Our home is 10 years old. When we bought it, the sellers disclosed that a leaking water line below the slab floor had just been repaired. We called the plumber who did the repair and he said there was no evidence of further problems. With this assurance, we bought the home. But a month later, another leak developed under the slab. The plumber open the floor and this time found numerous pinhole leaks. He advised us to re-pipe the house. We called the builder, but he said the pipes were installed to code, in a protective layer of sand, and he was not liable. Finally, our homeowner’s insurance and home buyer’s warranty refused to pay. What could have caused these pipes to deteriorate in only one decade, and how can no one be liable for this condition? – Dinah
Copper water piping is generally resistant to corrosion, but there are two conditions that can override this positive quality:
1) Direct contact between copper and galvanized steel pipe can cause electrolysis, a natural interaction of dissimilar metals that promotes corrosion. To prevent this, dielectric fittings are needed wherever dissimilar metals are adjoined.
2) Some types of soil have unique chemistries that are corrosive to copper piping. In areas with such soil, approved plastic piping has been an acceptable solution.
As to liability for the current state of deterioration, no one truly appears to be at fault. The contractor has said that he set the piping in a protective layer of sand, as required. The plumber who repaired the first leak apparently found no other deterioration, and further evaluation would have involved breaking more of the slab. As for the insurance companies, homeowner’s policies cover damage cause by leakage, but not the leaking itself. And home buyer’s warranties do not cover preexisting conditions.
Unfortunately, you were on the receiving end of this unforeseeable problem, and it doesn’t seem that anyone can truly be blamed.
My home is built on a large lot in a major city. I’d like to subdivide it to build three more houses. When I called the city planning department, they said I have to go to City Hall for that kind of information. They directed me to their Web site to make an appointment, but the site always seems to be inaccessible. Do you know of any resources where I can get the information I need online? – Karen
Knowing whether a particular property can be legally subdivided involves too many variables to get a simple yes or no answer from a Web site. Before rendering a verdict, the city will want to see detailed drawings showing precisely what property changes you have in mind. Before you’re done, you’ll probably visit City Hall more than once. By the time you satisfy all their demands, you may feel that you’ve been screened for a national security clearance.
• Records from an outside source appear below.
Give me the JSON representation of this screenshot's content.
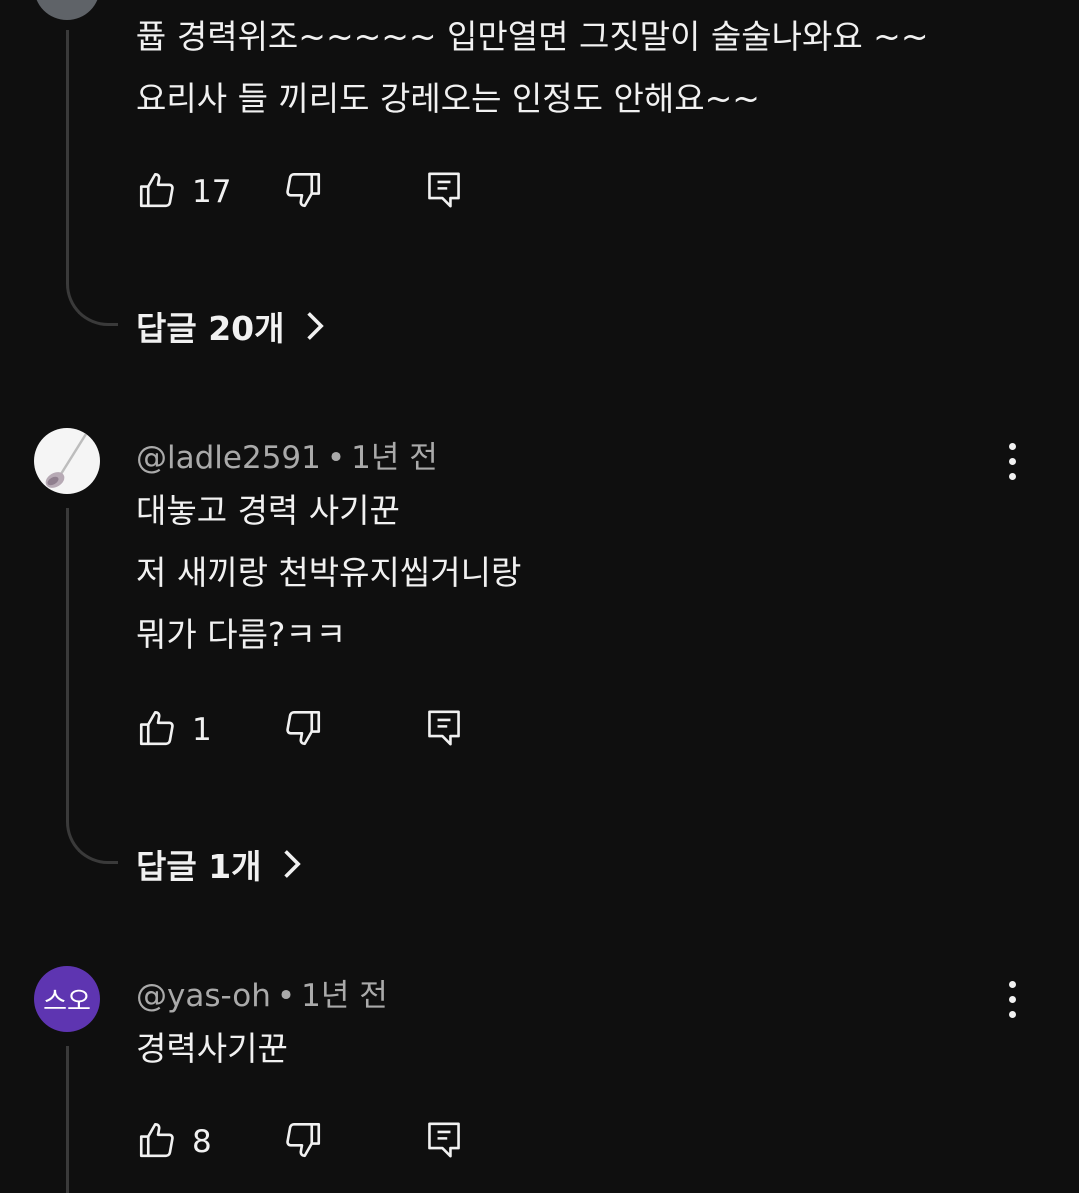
{
  "comments": [
    {
      "lines": [
        "퓹  경력위조~~~~~ 입만열면 그짓말이 술술나와요 ~~",
        "요리사 들 끼리도 강레오는 인정도 안해요~~"
      ],
      "likes": "17",
      "replies": "답글 20개"
    },
    {
      "username": "@ladle2591",
      "time": "1년 전",
      "lines": [
        "대놓고 경력 사기꾼",
        "저 새끼랑 천박유지씹거니랑",
        "뭐가 다름?ㅋㅋ"
      ],
      "likes": "1",
      "replies": "답글 1개"
    },
    {
      "username": "@yas-oh",
      "avatar_text": "스오",
      "avatar_color": "#5e35b1",
      "time": "1년 전",
      "lines": [
        "경력사기꾼"
      ],
      "likes": "8"
    }
  ],
  "separator": "•"
}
So gear up. You’re about to do business with a large convoluted bureaucracy, and that can be an ultimately frustrating, as well as educational, experience; far too complicated for an online visit.
Your initial fact-finding mission to City Hall may kill half a day, but you’ll get some answers and a general taste of the demanding process that lies ahead.
To write to Barry Stone, please visit him on the Web at www.housedetective.com.
What’s your opinion? Send your Letter to the Editor to firstname.lastname@example.org.